• **TASK OBJECTIVE**: What lines in the data hold the string "views"? Show them.

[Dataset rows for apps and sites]
━━━━━━━━━━━━━━━━

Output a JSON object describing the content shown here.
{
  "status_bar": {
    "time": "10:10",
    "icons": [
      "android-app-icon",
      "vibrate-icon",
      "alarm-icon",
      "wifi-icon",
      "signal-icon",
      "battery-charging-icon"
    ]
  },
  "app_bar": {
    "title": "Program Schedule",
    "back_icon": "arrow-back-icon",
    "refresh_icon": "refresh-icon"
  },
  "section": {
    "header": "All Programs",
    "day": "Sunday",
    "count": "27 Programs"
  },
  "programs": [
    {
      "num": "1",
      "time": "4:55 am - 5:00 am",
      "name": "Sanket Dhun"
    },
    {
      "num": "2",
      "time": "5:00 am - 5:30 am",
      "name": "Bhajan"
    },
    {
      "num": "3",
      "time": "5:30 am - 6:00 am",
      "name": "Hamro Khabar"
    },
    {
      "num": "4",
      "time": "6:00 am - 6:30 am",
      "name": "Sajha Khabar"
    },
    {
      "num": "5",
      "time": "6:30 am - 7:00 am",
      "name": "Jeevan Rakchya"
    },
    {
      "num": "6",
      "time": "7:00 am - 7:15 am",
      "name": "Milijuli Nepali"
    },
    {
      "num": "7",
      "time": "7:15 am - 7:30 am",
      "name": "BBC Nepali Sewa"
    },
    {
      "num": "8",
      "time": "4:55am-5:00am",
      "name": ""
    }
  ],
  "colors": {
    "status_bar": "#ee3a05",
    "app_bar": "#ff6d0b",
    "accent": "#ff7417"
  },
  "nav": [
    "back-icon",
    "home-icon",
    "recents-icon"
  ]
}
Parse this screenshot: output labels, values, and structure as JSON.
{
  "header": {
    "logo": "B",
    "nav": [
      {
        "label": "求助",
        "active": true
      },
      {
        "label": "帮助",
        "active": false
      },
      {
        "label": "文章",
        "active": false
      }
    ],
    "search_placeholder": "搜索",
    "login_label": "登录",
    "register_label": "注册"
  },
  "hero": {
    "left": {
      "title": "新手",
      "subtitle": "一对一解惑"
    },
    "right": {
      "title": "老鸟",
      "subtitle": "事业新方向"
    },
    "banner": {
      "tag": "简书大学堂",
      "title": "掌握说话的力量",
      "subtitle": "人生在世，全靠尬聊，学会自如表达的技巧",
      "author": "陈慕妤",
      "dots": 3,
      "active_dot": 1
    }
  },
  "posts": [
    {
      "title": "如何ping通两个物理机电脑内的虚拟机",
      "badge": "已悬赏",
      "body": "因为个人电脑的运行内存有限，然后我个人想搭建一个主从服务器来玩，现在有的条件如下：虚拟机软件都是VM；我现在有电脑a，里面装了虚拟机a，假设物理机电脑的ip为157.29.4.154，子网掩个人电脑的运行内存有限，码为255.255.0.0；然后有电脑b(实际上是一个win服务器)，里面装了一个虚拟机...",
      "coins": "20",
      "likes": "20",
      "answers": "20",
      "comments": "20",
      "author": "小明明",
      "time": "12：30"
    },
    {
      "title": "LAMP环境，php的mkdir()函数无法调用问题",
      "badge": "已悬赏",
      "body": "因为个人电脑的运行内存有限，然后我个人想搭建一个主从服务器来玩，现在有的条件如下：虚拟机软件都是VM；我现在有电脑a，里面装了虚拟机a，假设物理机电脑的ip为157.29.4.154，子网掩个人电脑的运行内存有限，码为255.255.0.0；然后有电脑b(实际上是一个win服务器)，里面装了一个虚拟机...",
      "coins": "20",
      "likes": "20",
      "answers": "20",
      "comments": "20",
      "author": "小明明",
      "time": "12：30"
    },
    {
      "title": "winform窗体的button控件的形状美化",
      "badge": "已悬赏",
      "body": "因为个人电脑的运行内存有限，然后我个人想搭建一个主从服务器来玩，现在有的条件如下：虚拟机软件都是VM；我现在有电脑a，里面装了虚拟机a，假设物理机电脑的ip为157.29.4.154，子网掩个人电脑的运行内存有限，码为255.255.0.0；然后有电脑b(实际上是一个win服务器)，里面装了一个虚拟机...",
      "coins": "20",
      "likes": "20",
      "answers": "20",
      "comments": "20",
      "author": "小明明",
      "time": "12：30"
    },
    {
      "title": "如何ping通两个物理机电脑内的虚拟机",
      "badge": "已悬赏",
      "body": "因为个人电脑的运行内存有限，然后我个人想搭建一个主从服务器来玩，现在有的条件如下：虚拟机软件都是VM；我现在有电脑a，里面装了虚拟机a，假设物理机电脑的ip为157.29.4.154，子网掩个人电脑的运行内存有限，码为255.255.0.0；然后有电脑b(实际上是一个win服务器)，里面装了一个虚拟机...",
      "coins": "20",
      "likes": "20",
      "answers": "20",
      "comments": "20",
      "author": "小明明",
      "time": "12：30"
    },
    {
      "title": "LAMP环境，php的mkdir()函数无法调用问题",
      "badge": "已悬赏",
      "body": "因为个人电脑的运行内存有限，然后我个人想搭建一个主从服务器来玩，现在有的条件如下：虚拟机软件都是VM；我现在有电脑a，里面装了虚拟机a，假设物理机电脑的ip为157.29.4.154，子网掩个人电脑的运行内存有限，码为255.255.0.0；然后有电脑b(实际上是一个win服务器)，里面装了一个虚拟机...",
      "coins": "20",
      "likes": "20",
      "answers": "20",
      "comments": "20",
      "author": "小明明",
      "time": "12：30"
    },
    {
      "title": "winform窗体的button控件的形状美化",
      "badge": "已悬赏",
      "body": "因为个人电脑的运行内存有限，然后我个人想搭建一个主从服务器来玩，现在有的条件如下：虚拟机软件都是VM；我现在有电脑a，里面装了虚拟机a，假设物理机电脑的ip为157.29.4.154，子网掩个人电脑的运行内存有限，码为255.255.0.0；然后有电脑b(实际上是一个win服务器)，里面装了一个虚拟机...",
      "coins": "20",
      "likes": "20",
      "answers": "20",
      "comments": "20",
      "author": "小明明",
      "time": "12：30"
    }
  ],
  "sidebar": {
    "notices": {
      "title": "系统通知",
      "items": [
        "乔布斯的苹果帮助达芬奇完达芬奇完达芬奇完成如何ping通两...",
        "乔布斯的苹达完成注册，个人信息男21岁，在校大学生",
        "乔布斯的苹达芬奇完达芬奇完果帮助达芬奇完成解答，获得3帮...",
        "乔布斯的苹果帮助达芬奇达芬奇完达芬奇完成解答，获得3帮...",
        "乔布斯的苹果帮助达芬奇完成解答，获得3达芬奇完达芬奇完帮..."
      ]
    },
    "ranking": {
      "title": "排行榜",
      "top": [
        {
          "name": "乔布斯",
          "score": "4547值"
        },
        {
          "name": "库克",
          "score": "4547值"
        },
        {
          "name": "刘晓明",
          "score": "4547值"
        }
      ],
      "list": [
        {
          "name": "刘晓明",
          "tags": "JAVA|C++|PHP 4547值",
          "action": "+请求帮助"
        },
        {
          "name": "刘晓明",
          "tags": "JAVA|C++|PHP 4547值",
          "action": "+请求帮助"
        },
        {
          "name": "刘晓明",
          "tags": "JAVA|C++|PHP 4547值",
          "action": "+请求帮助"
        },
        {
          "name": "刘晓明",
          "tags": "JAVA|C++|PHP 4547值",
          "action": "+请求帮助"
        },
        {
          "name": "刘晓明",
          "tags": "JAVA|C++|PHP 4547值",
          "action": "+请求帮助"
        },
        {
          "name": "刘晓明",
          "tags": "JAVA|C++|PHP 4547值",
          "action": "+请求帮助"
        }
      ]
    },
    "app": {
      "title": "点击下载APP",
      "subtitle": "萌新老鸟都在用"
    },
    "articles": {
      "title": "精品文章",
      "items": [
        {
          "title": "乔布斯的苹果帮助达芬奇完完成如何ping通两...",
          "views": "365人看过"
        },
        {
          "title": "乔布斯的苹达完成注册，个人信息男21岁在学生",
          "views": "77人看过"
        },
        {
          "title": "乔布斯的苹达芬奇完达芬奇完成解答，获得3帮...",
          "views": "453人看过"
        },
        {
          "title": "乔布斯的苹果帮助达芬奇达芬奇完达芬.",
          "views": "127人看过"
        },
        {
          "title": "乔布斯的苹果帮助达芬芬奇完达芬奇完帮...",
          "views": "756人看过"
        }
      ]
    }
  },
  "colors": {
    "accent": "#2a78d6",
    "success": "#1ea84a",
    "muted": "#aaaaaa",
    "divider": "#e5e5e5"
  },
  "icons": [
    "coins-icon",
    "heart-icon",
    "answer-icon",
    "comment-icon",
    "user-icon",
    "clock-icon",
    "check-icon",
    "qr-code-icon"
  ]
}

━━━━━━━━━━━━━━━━

• **RESULT OF THIS TASK**:
          "views": "365人看过"
          "views": "77人看过"
          "views": "453人看过"
          "views": "127人看过"
          "views": "756人看过"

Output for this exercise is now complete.